In a way, it is similar to watching a glorious Olympic athlete win a gold medal, only to have the medal be stripped away because a performance-enhancing drug test came back positive. Photographer Harry Fisch, experienced this firsthand when his winning entry for the 2012 National Geographic Photo Contest was disqualified 72-hours after it was awarded because of his unfortunate decision to clone out a plastic bag from the far right side of the photo.
Here is the original unretouched photo that was submitted to National Geographic upon winning the contest.
While the contest rules allow the use of dodging and burning, it specifically prohibit the digital removal and addition of elements in the photograph. Had Fisch burned the bag to complete darkness or simply crop the bag out, he would have been fine. Harry pleaded his case to the juries and to Monica Corcoran, the editor of the magazine, but the ruling was not overturned.
In Corcoran’s e-mail back to Fisch, she stated that “it is unfortunate you did not crop the bag or just leave it in, as it really had no impact either way.”
This costly lesson is an example that we can learn from. It is important to read the rules of a contest, especially one that is as major and as strict as the National Geographic contest.
You can read the rest of the story from the article in Nomad Expediciones Fotográficas Blog: National Geographic, how I won and lost the contest in less than one second
Thanks to Peta Pixel for the find!
Image credits: Harry Fisch
- JPG vs BPG? Another Challenger To The Ubiquitous JPEG Loo...
- The Beard Photography Frenzy, All Started With A Cause
- Airbus Uses A Billion Dollars In Jets For Celebratory Pho...
- Striking Wedding Photos From Kenya Will Leave You In Awe
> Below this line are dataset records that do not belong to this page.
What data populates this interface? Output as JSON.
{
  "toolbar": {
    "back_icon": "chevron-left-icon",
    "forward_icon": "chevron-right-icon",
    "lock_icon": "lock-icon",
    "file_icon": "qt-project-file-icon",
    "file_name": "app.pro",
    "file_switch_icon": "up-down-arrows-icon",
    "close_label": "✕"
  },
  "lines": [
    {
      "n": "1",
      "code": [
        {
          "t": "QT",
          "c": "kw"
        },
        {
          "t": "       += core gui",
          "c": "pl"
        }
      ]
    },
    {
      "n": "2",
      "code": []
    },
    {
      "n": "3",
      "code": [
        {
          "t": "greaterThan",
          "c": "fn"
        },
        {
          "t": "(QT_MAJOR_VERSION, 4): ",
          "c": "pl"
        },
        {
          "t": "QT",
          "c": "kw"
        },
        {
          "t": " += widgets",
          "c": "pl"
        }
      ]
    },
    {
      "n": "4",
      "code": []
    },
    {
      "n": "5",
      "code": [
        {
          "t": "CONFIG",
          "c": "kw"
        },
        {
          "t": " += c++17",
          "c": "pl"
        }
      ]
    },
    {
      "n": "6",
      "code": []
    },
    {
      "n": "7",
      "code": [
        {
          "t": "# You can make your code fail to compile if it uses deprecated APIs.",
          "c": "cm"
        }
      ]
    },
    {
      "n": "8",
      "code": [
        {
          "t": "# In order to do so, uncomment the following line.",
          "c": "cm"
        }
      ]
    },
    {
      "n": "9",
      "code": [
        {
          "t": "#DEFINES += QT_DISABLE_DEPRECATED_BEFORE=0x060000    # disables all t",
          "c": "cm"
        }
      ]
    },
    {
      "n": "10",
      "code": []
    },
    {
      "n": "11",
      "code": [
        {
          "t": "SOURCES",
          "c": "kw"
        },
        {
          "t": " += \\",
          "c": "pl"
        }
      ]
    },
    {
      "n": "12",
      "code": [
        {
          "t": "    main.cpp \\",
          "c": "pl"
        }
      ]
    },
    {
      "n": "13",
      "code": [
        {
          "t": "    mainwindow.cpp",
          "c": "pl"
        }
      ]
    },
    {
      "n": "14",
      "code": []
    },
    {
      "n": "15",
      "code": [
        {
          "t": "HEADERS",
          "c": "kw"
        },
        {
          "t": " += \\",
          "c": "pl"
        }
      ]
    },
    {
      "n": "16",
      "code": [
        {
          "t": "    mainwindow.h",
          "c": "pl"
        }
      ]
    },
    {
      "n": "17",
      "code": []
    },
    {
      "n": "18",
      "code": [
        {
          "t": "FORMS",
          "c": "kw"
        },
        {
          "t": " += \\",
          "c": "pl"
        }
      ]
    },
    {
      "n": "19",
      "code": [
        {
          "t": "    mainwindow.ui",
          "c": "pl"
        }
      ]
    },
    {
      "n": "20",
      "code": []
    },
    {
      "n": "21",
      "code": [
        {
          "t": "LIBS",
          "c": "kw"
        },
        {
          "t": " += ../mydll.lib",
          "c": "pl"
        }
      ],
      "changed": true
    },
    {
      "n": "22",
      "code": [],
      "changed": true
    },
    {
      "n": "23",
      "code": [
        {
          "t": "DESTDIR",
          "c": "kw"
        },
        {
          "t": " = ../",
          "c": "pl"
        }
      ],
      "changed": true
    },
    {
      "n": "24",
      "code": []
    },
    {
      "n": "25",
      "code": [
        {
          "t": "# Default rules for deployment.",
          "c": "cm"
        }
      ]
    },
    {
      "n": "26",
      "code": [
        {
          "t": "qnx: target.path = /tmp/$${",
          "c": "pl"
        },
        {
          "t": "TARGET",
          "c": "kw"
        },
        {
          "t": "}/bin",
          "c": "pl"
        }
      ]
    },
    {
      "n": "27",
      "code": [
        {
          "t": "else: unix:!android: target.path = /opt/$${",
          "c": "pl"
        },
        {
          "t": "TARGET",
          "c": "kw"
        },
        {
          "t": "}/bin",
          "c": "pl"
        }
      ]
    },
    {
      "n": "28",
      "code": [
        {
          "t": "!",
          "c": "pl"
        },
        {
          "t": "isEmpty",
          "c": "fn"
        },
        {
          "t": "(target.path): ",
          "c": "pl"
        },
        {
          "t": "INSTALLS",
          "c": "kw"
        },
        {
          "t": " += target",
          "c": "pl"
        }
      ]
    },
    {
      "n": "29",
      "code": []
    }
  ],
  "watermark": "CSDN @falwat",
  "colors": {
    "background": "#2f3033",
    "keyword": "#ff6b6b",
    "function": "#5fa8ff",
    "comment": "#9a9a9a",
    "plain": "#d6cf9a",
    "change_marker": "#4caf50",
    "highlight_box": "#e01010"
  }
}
- Eighty Year Old Unpublished Photo Gems From Fashion Photo...
- TIME Magazine Photo Editors & Experts Pick 27 Photobooks...